◆ WHAT YOU WILL DO ◆
Work through the lines below and count those holding "this"; reply with the number only.

◆ PROVIDED INFORMATION ◆
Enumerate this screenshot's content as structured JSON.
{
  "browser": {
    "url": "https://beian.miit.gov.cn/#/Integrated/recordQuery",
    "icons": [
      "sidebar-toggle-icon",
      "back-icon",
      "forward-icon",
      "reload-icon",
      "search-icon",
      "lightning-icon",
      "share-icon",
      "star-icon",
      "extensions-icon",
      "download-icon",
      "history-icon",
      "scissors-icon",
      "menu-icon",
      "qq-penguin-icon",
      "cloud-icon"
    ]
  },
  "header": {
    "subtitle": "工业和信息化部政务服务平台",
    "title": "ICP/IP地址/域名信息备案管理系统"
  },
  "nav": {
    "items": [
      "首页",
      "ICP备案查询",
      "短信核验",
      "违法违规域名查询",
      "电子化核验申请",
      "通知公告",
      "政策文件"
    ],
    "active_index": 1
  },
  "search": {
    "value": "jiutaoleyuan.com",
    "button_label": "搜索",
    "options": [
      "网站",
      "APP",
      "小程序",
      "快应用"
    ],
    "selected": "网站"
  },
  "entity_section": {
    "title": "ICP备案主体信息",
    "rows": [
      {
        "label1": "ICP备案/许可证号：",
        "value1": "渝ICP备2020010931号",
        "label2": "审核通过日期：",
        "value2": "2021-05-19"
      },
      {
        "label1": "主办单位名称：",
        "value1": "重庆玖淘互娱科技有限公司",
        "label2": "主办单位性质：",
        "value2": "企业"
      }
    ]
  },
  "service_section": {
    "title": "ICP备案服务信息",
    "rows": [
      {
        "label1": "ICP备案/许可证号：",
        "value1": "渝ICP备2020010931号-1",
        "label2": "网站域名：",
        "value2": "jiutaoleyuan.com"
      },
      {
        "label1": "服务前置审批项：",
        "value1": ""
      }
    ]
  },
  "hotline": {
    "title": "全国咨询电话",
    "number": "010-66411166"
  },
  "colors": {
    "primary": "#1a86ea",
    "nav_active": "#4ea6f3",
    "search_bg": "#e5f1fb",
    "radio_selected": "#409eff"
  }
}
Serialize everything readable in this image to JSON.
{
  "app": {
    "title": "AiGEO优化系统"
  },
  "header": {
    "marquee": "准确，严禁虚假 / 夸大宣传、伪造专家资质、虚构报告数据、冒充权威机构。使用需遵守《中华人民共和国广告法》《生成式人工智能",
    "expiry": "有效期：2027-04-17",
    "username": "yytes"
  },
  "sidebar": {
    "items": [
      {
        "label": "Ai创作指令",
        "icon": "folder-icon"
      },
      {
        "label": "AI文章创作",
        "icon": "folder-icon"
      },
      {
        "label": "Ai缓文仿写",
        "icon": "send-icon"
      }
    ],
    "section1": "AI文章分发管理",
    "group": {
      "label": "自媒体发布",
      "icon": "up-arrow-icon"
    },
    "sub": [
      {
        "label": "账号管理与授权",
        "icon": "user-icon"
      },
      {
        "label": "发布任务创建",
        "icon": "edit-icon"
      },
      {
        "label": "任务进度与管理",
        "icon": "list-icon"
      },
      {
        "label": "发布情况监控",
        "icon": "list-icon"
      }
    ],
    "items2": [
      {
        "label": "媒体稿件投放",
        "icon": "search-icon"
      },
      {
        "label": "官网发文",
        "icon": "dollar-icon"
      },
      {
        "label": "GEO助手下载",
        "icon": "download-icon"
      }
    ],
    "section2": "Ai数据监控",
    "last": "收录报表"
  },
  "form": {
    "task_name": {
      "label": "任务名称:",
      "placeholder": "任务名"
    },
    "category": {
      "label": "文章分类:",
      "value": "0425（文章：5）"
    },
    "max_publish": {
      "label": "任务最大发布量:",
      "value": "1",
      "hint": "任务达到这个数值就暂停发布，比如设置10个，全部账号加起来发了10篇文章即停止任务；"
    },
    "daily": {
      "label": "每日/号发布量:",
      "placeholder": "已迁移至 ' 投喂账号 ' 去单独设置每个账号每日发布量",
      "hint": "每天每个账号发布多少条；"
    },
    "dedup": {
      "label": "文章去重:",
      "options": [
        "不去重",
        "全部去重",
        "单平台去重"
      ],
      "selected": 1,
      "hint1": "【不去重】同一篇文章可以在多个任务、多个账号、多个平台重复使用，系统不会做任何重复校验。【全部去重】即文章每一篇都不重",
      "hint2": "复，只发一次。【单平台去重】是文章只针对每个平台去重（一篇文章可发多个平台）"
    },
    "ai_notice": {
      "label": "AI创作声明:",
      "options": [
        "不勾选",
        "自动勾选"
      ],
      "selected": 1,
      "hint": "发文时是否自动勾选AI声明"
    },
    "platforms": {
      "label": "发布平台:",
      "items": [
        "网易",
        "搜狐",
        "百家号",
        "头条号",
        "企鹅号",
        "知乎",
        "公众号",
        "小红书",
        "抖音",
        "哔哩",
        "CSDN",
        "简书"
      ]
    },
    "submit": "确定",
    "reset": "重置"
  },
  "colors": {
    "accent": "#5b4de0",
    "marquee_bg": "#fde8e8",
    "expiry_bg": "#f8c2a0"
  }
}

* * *

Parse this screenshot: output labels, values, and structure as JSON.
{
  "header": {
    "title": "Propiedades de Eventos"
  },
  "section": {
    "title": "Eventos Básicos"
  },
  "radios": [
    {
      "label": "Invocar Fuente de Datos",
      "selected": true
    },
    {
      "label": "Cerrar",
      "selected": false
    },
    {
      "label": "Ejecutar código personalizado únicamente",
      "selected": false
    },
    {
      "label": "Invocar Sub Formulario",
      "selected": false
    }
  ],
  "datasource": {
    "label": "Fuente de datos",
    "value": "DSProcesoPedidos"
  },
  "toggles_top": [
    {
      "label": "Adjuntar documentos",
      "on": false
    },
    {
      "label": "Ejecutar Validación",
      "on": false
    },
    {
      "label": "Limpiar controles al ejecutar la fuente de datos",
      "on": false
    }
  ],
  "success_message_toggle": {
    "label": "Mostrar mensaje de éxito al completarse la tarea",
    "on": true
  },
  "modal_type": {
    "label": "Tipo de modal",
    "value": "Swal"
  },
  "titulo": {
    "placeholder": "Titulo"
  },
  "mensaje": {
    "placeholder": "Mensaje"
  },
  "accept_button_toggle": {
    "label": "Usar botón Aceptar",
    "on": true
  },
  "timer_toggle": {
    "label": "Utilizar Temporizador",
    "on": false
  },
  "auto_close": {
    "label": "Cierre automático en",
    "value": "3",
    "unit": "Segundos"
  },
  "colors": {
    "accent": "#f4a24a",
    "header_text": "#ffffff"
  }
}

◆ ANSWER AREA ◆
3